■ EXERCISE:
Using the entries below, copy out all lines where "data" is found.

____________________

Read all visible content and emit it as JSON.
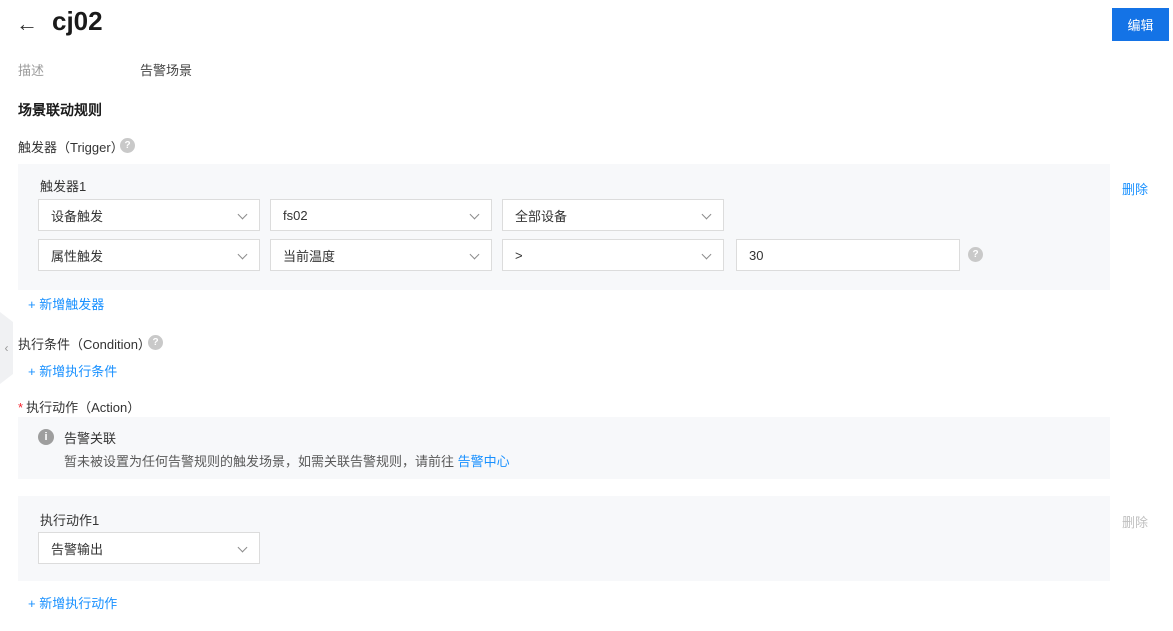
{
  "header": {
    "title": "cj02",
    "edit_button": "编辑"
  },
  "icons": {
    "back": "←",
    "help": "?",
    "info": "i",
    "collapse": "‹"
  },
  "meta": {
    "desc_label": "描述",
    "desc_value": "告警场景"
  },
  "section_title": "场景联动规则",
  "trigger": {
    "label": "触发器（Trigger）",
    "card_title": "触发器1",
    "delete_label": "删除",
    "row1": [
      "设备触发",
      "fs02",
      "全部设备"
    ],
    "row2": [
      "属性触发",
      "当前温度",
      ">"
    ],
    "value_input": "30",
    "add_label": "+ 新增触发器"
  },
  "condition": {
    "label": "执行条件（Condition）",
    "add_label": "+ 新增执行条件"
  },
  "action": {
    "required_mark": "*",
    "label": "执行动作（Action）",
    "notice": {
      "title": "告警关联",
      "text": "暂未被设置为任何告警规则的触发场景，如需关联告警规则，请前往 ",
      "link": "告警中心"
    },
    "card_title": "执行动作1",
    "delete_label": "删除",
    "select_value": "告警输出",
    "add_label": "+ 新增执行动作"
  },
  "colors": {
    "accent_button": "#1473e6",
    "link_blue": "#1890ff",
    "panel_bg": "#f7f8fa",
    "required_red": "#f5222d"
  }
}
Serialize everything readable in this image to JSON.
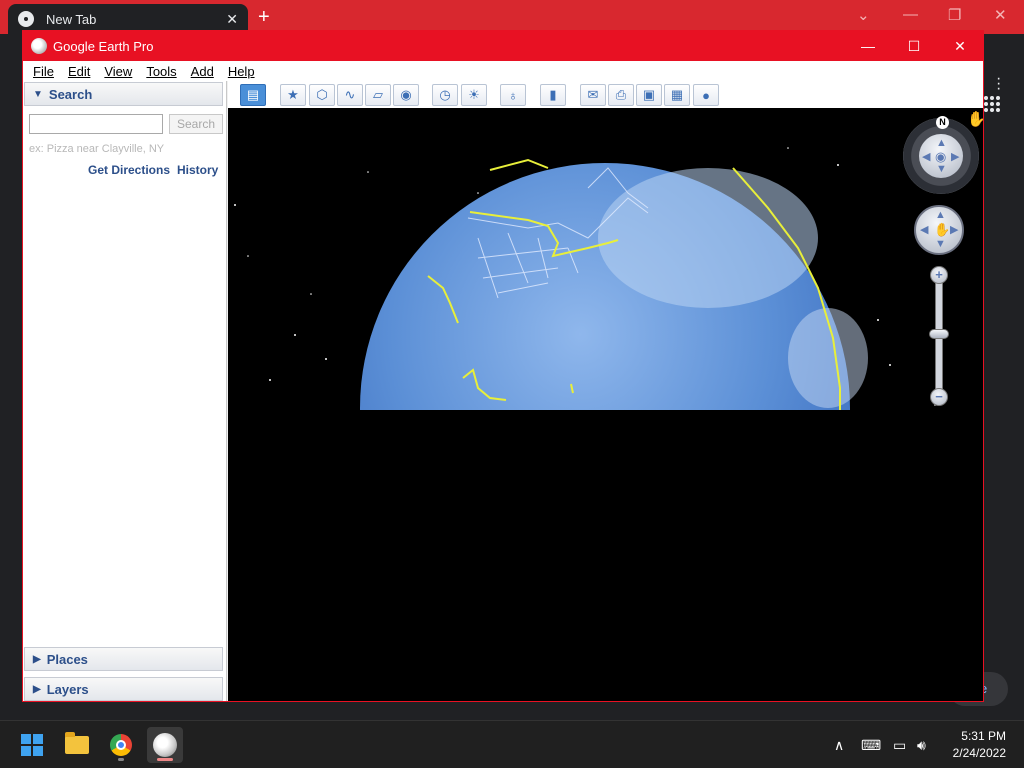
{
  "chrome": {
    "tab_title": "New Tab",
    "tab_close": "✕",
    "new_tab": "+",
    "controls": [
      "⌄",
      "—",
      "❐",
      "✕"
    ],
    "bottom_pill_text": "e"
  },
  "earth": {
    "window_title": "Google Earth Pro",
    "window_controls": [
      "—",
      "☐",
      "✕"
    ],
    "menu": [
      "File",
      "Edit",
      "View",
      "Tools",
      "Add",
      "Help"
    ],
    "search": {
      "header": "Search",
      "input_value": "",
      "button": "Search",
      "hint": "ex: Pizza near Clayville, NY",
      "get_directions": "Get Directions",
      "history": "History"
    },
    "places_header": "Places",
    "layers_header": "Layers",
    "toolbar_icons": [
      "sidebar-toggle-icon",
      "placemark-icon",
      "polygon-icon",
      "path-icon",
      "image-overlay-icon",
      "record-tour-icon",
      "historical-imagery-icon",
      "sunlight-icon",
      "planet-icon",
      "ruler-icon",
      "email-icon",
      "print-icon",
      "save-image-icon",
      "view-in-maps-icon",
      "earth-icon"
    ],
    "compass_north": "N",
    "zoom_in": "+",
    "zoom_out": "−"
  },
  "taskbar": {
    "apps": [
      "start-icon",
      "file-explorer-icon",
      "chrome-icon",
      "google-earth-icon"
    ],
    "tray_icons": [
      "chevron-up-icon",
      "keyboard-icon",
      "network-icon",
      "volume-icon"
    ],
    "time": "5:31 PM",
    "date": "2/24/2022"
  },
  "colors": {
    "chrome_red": "#d8282f",
    "window_accent": "#e81123",
    "globe_blue": "#5b8fd6",
    "border_yellow": "#e8ef3a"
  }
}
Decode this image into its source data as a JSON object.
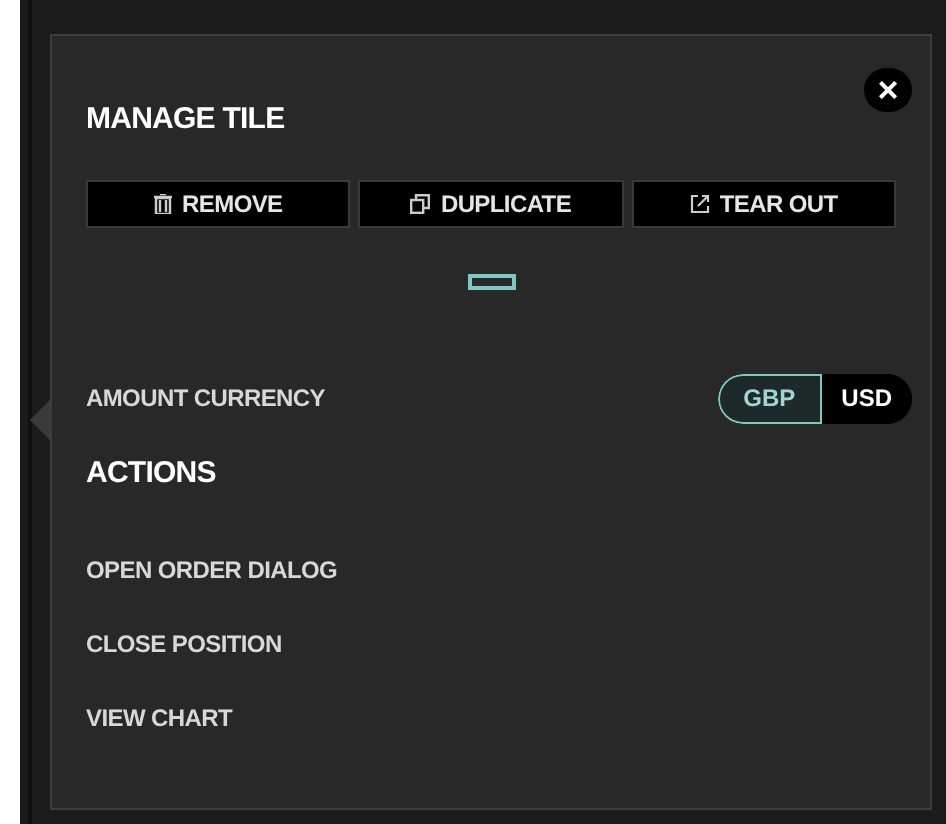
{
  "panel": {
    "title": "MANAGE TILE",
    "close_label": "×",
    "tile_buttons": [
      {
        "label": "REMOVE",
        "kind": "trash"
      },
      {
        "label": "DUPLICATE",
        "kind": "copy"
      },
      {
        "label": "TEAR OUT",
        "kind": "external"
      }
    ],
    "amount_currency": {
      "label": "AMOUNT CURRENCY",
      "options": [
        {
          "label": "GBP",
          "selected": true
        },
        {
          "label": "USD",
          "selected": false
        }
      ]
    },
    "actions": {
      "title": "ACTIONS",
      "items": [
        "OPEN ORDER DIALOG",
        "CLOSE POSITION",
        "VIEW CHART"
      ]
    }
  }
}
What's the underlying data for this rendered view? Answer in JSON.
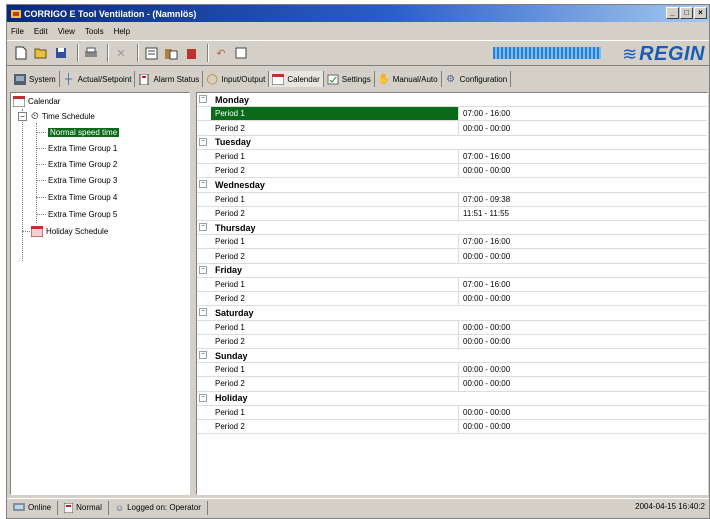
{
  "window": {
    "title": "CORRIGO E Tool Ventilation - (Namnlös)",
    "controls": [
      "minimize",
      "maximize",
      "close"
    ]
  },
  "menu": [
    "File",
    "Edit",
    "View",
    "Tools",
    "Help"
  ],
  "toolbar": {
    "icons": [
      "new-icon",
      "open-icon",
      "save-icon",
      "print-icon",
      "cut-icon",
      "copy-icon",
      "paste-icon",
      "delete-icon",
      "undo-icon",
      "redo-icon"
    ],
    "brand": "REGIN"
  },
  "tabs": [
    {
      "label": "System",
      "icon": "system-icon"
    },
    {
      "label": "Actual/Setpoint",
      "icon": "setpoint-icon"
    },
    {
      "label": "Alarm Status",
      "icon": "alarm-icon"
    },
    {
      "label": "Input/Output",
      "icon": "io-icon"
    },
    {
      "label": "Calendar",
      "icon": "calendar-icon",
      "active": true
    },
    {
      "label": "Settings",
      "icon": "settings-icon"
    },
    {
      "label": "Manual/Auto",
      "icon": "manual-icon"
    },
    {
      "label": "Configuration",
      "icon": "config-icon"
    }
  ],
  "tree": {
    "root": "Calendar",
    "time_schedule": "Time Schedule",
    "items": [
      "Normal speed time",
      "Extra Time Group 1",
      "Extra Time Group 2",
      "Extra Time Group 3",
      "Extra Time Group 4",
      "Extra Time Group 5"
    ],
    "holiday": "Holiday Schedule"
  },
  "schedule": [
    {
      "day": "Monday",
      "periods": [
        {
          "label": "Period 1",
          "value": "07:00 - 16:00"
        },
        {
          "label": "Period 2",
          "value": "00:00 - 00:00"
        }
      ]
    },
    {
      "day": "Tuesday",
      "periods": [
        {
          "label": "Period 1",
          "value": "07:00 - 16:00"
        },
        {
          "label": "Period 2",
          "value": "00:00 - 00:00"
        }
      ]
    },
    {
      "day": "Wednesday",
      "periods": [
        {
          "label": "Period 1",
          "value": "07:00 - 09:38"
        },
        {
          "label": "Period 2",
          "value": "11:51 - 11:55"
        }
      ]
    },
    {
      "day": "Thursday",
      "periods": [
        {
          "label": "Period 1",
          "value": "07:00 - 16:00"
        },
        {
          "label": "Period 2",
          "value": "00:00 - 00:00"
        }
      ]
    },
    {
      "day": "Friday",
      "periods": [
        {
          "label": "Period 1",
          "value": "07:00 - 16:00"
        },
        {
          "label": "Period 2",
          "value": "00:00 - 00:00"
        }
      ]
    },
    {
      "day": "Saturday",
      "periods": [
        {
          "label": "Period 1",
          "value": "00:00 - 00:00"
        },
        {
          "label": "Period 2",
          "value": "00:00 - 00:00"
        }
      ]
    },
    {
      "day": "Sunday",
      "periods": [
        {
          "label": "Period 1",
          "value": "00:00 - 00:00"
        },
        {
          "label": "Period 2",
          "value": "00:00 - 00:00"
        }
      ]
    },
    {
      "day": "Holiday",
      "periods": [
        {
          "label": "Period 1",
          "value": "00:00 - 00:00"
        },
        {
          "label": "Period 2",
          "value": "00:00 - 00:00"
        }
      ]
    }
  ],
  "status": {
    "connection": "Online",
    "mode": "Normal",
    "login": "Logged on: Operator",
    "datetime": "2004-04-15 16:40:2"
  },
  "colors": {
    "selection": "#0a6a1a",
    "title_start": "#0a2a7a",
    "brand": "#1c5bb5"
  }
}
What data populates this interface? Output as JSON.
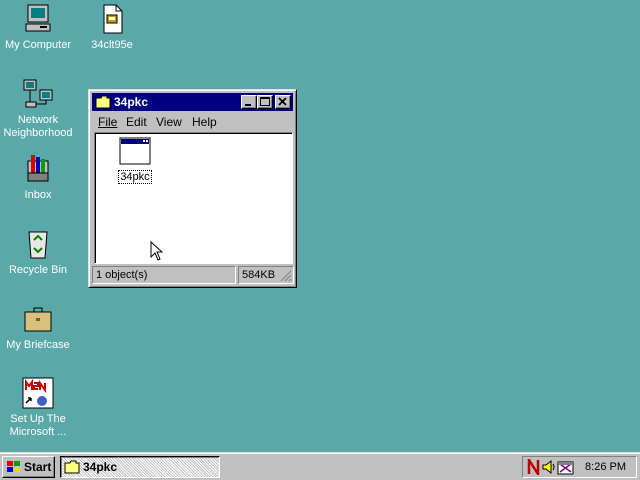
{
  "desktop": {
    "icons": [
      {
        "label": "My Computer",
        "icon": "computer-icon"
      },
      {
        "label": "34clt95e",
        "icon": "document-icon"
      },
      {
        "label_line1": "Network",
        "label_line2": "Neighborhood",
        "icon": "network-icon"
      },
      {
        "label": "Inbox",
        "icon": "inbox-icon"
      },
      {
        "label": "Recycle Bin",
        "icon": "recycle-bin-icon"
      },
      {
        "label": "My Briefcase",
        "icon": "briefcase-icon"
      },
      {
        "label_line1": "Set Up The",
        "label_line2": "Microsoft ...",
        "icon": "msn-icon"
      }
    ]
  },
  "window": {
    "title": "34pkc",
    "menu": [
      "File",
      "Edit",
      "View",
      "Help"
    ],
    "file": {
      "label": "34pkc",
      "icon": "application-icon"
    },
    "status": {
      "count": "1 object(s)",
      "size": "584KB"
    }
  },
  "taskbar": {
    "start_label": "Start",
    "task_label": "34pkc",
    "clock": "8:26 PM"
  },
  "colors": {
    "desktop": "#5aa8a8",
    "titlebar": "#000080",
    "face": "#c0c0c0"
  }
}
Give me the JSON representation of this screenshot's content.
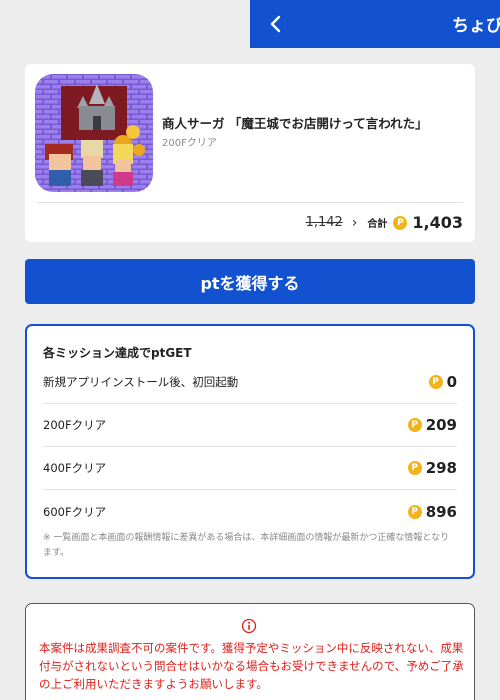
{
  "header": {
    "title": "ちょび",
    "back_icon": "chevron-left-icon"
  },
  "app": {
    "name": "商人サーガ 「魔王城でお店開けって言われた」",
    "condition": "200Fクリア",
    "old_points": "1,142",
    "total_label": "合計",
    "total_points": "1,403",
    "coin_symbol": "P"
  },
  "action": {
    "get_button_label": "ptを獲得する"
  },
  "missions": {
    "title": "各ミッション達成でptGET",
    "items": [
      {
        "label": "新規アプリインストール後、初回起動",
        "points": "0"
      },
      {
        "label": "200Fクリア",
        "points": "209"
      },
      {
        "label": "400Fクリア",
        "points": "298"
      },
      {
        "label": "600Fクリア",
        "points": "896"
      }
    ],
    "note": "※ 一覧画面と本画面の報酬情報に差異がある場合は、本詳細画面の情報が最新かつ正確な情報となります。"
  },
  "warning": {
    "icon": "info-icon",
    "text": "本案件は成果調査不可の案件です。獲得予定やミッション中に反映されない、成果付与がされないという問合せはいかなる場合もお受けできませんので、予めご了承の上ご利用いただきますようお願いします。"
  },
  "colors": {
    "accent": "#1251cf",
    "coin": "#f2b31b",
    "warning": "#e0201b",
    "background": "#ededed"
  }
}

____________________

■ RESPONSE BELOW:
Decode this image into its source data as a JSON object.
What's the underlying data for this rendered view? Answer in JSON.
What data populates this interface? Output as JSON.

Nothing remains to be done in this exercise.